Second-tier chains have been hurling more disparagements at bigger rivals than Don Rickles serves up in a month. Look at the more memorable campaigns of recent weeks. Carl’s Jr. took aim at McDonald’s revered Big Mac by introducing a “Big Carl” in commercials that all but taunted na-na-na-na-na-na. The commercials define the new premium sandwich by highlighting how the Mac can’t measure up in heft (the Big Carl boasts twice the meat and cheese) and price (it costs roughly 50 cents less).
Then there’s the absolute trash-talk. In a confrontation between talking sandwiches, all Mac can offer in its defense is having been born with a third bun.
Another installment makes fun of McDonald’s two-all-beef-patties Big Mac jingle, and a third features a Big Mac asking a Big Carl about the size of his beef, explaining that he's considering a patty enlargement to make his buns look smaller.
The kick-the-Arches effort coincides with a Carl’s publicity campaign aimed at McDonald’s new Third Pounder Angus burger.

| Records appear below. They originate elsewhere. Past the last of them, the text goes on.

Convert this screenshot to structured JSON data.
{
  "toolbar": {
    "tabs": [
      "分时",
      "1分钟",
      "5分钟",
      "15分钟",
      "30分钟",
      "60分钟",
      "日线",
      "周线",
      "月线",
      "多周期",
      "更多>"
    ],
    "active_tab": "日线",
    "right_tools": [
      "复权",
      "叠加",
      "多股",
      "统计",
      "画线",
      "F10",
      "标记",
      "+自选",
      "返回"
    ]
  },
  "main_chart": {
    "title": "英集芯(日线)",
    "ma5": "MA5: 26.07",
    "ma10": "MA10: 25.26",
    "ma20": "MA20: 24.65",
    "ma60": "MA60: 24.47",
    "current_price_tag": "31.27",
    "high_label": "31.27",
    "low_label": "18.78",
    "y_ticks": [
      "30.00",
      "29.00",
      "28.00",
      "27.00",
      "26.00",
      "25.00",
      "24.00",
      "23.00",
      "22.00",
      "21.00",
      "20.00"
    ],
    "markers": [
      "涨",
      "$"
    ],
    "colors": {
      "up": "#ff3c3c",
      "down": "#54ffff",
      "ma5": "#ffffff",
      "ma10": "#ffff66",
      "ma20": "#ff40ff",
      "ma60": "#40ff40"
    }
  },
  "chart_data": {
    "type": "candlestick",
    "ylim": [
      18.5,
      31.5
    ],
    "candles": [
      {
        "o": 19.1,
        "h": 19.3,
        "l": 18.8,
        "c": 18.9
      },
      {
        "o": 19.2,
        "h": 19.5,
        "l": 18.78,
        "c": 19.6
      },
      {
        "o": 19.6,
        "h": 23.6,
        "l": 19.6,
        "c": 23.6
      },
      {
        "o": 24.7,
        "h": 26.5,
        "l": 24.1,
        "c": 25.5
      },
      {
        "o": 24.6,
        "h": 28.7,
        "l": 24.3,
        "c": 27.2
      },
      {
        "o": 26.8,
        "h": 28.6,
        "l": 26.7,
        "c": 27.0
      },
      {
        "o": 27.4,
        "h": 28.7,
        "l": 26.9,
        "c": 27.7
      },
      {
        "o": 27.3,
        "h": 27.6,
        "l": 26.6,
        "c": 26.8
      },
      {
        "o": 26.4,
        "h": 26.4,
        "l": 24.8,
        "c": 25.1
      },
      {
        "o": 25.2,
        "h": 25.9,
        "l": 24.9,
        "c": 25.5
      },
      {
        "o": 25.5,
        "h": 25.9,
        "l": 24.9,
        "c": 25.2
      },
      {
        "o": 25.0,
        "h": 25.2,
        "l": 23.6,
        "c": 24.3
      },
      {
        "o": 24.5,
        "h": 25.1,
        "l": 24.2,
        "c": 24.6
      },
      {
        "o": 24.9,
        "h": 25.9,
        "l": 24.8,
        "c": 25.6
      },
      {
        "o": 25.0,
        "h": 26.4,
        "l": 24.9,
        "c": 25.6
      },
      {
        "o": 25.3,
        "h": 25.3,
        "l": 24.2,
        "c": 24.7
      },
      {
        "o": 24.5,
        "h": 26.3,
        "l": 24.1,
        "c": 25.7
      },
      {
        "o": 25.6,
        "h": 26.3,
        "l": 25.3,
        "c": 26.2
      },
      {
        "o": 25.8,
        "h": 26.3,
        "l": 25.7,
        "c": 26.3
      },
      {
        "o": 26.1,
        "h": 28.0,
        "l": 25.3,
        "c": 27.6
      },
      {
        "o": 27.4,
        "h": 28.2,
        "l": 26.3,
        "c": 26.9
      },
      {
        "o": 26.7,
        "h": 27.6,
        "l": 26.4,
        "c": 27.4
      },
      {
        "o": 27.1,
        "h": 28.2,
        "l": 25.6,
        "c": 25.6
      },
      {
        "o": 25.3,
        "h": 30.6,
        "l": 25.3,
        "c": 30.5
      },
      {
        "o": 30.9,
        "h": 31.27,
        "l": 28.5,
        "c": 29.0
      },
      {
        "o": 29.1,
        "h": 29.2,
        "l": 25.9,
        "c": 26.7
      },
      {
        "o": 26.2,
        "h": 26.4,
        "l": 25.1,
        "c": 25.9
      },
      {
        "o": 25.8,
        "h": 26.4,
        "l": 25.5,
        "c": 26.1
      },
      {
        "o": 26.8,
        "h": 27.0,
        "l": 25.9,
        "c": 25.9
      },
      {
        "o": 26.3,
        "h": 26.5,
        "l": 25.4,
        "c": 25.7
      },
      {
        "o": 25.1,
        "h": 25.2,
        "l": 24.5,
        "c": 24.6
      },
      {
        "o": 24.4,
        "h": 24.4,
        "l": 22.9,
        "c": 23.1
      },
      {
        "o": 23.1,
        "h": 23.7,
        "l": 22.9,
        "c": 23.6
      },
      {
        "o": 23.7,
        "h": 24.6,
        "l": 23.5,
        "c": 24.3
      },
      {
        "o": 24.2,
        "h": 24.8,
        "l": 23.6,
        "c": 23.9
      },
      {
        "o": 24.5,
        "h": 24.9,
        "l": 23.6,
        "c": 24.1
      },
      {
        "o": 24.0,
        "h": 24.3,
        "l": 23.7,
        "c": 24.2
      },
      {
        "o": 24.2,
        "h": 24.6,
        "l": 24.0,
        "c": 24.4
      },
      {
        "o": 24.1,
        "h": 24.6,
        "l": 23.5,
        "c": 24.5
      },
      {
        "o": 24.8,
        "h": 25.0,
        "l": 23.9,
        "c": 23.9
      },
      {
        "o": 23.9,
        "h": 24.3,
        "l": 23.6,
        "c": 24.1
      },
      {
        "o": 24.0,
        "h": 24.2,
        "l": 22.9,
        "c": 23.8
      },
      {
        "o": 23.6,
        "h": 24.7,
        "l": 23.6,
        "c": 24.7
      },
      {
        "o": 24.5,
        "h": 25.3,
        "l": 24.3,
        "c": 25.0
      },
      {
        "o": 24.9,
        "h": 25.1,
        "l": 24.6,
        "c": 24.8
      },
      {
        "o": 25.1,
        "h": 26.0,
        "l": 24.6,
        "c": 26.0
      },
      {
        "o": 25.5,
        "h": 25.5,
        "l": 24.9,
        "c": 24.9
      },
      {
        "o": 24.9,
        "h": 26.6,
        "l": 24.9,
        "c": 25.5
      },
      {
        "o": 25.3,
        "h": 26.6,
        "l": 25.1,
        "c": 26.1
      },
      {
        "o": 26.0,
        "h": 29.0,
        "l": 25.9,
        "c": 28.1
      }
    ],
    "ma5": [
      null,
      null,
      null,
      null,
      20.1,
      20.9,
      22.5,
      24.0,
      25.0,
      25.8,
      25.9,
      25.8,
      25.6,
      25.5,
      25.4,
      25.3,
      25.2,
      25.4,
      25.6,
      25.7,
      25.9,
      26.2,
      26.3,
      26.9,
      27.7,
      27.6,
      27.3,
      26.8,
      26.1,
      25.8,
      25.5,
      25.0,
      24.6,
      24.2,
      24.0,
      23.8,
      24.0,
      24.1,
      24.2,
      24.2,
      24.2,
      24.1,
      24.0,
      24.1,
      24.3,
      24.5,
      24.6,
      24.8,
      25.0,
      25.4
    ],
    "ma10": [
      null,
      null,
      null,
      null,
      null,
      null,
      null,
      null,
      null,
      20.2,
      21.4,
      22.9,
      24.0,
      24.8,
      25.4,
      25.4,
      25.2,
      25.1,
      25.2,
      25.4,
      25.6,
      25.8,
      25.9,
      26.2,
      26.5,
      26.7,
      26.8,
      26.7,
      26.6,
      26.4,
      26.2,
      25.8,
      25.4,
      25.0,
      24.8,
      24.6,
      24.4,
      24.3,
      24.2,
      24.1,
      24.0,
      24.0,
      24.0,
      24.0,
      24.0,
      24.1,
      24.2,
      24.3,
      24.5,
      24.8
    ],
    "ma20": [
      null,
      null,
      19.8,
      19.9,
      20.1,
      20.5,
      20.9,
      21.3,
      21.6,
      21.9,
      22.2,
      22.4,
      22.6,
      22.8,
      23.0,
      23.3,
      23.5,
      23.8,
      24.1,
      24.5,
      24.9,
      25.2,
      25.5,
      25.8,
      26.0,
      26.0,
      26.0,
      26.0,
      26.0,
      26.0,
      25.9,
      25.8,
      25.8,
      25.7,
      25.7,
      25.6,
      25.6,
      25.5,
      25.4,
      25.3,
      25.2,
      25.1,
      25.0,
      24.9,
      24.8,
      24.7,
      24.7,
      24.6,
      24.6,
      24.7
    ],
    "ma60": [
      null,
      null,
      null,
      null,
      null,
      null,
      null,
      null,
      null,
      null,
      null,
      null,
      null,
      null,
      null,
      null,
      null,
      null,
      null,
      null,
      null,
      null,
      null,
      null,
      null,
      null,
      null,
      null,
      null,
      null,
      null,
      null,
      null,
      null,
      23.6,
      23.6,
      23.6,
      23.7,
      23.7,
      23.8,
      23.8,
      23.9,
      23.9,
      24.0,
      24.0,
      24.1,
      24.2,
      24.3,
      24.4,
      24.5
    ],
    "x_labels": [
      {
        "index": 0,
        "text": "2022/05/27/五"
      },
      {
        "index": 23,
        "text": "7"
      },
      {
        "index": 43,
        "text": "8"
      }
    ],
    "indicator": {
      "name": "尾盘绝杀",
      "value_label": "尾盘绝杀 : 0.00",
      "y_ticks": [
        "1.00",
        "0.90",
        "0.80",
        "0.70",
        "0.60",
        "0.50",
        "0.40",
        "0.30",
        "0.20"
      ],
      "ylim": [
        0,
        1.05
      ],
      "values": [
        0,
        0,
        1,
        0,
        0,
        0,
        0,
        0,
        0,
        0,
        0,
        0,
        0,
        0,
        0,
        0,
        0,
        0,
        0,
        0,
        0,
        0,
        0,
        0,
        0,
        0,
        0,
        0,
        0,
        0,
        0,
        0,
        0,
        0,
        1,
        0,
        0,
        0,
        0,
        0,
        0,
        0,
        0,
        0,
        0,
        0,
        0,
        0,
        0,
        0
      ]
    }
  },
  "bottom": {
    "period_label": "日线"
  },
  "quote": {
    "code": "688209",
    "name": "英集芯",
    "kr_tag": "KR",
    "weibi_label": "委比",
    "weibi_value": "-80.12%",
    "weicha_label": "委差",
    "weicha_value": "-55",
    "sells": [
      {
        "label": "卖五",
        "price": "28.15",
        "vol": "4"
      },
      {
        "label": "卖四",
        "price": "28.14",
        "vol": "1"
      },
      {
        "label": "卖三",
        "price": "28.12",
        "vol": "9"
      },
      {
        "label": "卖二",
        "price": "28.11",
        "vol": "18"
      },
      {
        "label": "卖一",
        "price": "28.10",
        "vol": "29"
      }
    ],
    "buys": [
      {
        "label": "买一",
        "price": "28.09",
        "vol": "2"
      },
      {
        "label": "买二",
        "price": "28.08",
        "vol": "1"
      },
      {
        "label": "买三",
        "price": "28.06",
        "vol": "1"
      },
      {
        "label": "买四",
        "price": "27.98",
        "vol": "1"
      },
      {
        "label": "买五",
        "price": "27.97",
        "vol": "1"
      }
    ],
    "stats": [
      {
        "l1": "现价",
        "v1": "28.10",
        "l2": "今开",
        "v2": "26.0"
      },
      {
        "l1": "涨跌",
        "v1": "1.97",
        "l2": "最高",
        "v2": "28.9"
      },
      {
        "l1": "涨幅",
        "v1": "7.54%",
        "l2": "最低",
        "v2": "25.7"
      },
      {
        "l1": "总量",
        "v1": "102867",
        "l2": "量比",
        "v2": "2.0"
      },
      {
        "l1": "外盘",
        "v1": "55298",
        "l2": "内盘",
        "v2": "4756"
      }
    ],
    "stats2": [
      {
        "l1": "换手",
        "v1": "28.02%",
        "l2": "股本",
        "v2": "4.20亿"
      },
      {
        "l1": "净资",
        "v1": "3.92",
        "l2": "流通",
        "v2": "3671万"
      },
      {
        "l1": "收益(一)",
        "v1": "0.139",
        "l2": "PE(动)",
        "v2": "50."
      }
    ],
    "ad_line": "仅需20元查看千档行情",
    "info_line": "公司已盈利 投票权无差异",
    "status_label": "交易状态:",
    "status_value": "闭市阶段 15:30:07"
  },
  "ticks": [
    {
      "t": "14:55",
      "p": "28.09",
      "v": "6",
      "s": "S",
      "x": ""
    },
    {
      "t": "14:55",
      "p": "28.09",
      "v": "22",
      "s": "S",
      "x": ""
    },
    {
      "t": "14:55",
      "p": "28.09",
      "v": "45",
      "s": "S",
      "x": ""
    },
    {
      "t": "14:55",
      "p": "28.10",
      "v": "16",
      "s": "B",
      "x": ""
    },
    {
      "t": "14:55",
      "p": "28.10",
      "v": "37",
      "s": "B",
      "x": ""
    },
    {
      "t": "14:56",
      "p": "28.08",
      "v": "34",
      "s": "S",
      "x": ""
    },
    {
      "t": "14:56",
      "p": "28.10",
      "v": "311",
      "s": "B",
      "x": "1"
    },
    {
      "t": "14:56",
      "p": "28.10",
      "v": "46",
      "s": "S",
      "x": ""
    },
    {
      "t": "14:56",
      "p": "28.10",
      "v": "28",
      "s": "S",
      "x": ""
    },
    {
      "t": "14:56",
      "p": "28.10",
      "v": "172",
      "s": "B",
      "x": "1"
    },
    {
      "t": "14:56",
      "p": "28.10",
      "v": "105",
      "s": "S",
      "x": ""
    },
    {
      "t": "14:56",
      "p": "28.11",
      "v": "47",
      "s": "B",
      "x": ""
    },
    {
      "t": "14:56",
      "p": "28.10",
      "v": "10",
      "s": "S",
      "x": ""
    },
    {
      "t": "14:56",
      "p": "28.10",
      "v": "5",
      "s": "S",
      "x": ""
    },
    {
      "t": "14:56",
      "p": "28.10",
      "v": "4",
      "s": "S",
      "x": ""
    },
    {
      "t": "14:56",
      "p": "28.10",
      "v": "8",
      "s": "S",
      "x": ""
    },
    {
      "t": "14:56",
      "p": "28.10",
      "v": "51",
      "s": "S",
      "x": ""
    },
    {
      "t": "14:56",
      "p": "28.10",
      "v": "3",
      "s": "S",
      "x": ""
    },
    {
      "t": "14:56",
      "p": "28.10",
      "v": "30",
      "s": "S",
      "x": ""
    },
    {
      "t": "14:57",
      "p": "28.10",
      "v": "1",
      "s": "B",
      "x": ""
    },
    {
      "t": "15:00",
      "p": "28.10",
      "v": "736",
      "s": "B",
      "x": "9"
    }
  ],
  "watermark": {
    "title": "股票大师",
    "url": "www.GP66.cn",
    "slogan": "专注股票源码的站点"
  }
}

The effort encourages consumers not to be taken in by “the McHype,” and notes that Carl’s has been featuring big Angus burgers for years.
A similar don’t-you-wish-you-were-me? Campaign raged this summer as the El Pollo Loco chicken chain took aim at the king of the coop, KFC. After the bigger chain introduced its grilled chicken, EPL, a grilled-chicken specialist, ran a series of commercials that pecked at KFC’s honesty.
One noted that KFC stores still don’t have grills, so how authentic could the new product be?
Others asserted that the new chicken was flavored in part with beef, without any heads-up to consumers.
Still another replayed comments that were supposedly left on an EPL answering machine by consumers who had tasted both EPL's grilled chicken and KFC's new product. Patrons had been asked to sample the two products side by side and recount their preference.
Several of the comments slammed EPL's product, asserting that Kentucky Grilled Chicken was superior. The ads point out that the callers' numbers had been traced to KFC's headquarters in Louisville, Ky., where EPL had no stores.
Not all of the snapping comes from regional chains like Carl’s and EPL. Burger King, for instance, ran commercials in some markets earlier this year to promote its double cheeseburger as a better deal than McDonald’s comparable item. The ads featured a young man who balks at his friend’s suggestion that they hit Burger King for the two-patty sandwich. Under pressure, the kid admits that he has tiny hands, which he then displays. How can he hold a behemoth like the BK double burger?
The commercial closes with the friend holding the BK burger so his tiny-handed friend can take a bite.
The campaign was reportedly resurrected in Chicago, and New York stations are airing a variant where the tiny-handed youngster objects to getting a $1 Jr. Whopper.
(If you’re over 27, you may not be aware that there’s a series of tiny hand videos on free vid-sharing sites that have nothing to do with BK. The clips show a guy with tiny hands trying to do things like audition for an antacid commercial or work as a babysitter. Apparently this is high humor among the same people who find The King to be hilarious.)
Sometimes the sniping even creeps into familial situations. The Arby’s sandwich chain is promoting its new Roastburger sandwiches as “the burger done better.” The concept is a sister of Wendy’s a burger chain.
Then again, it’s hard to have sympathy for Wendy’s. The tagline for its burgers and other specialties: “It’s waaaay better than fast-food.”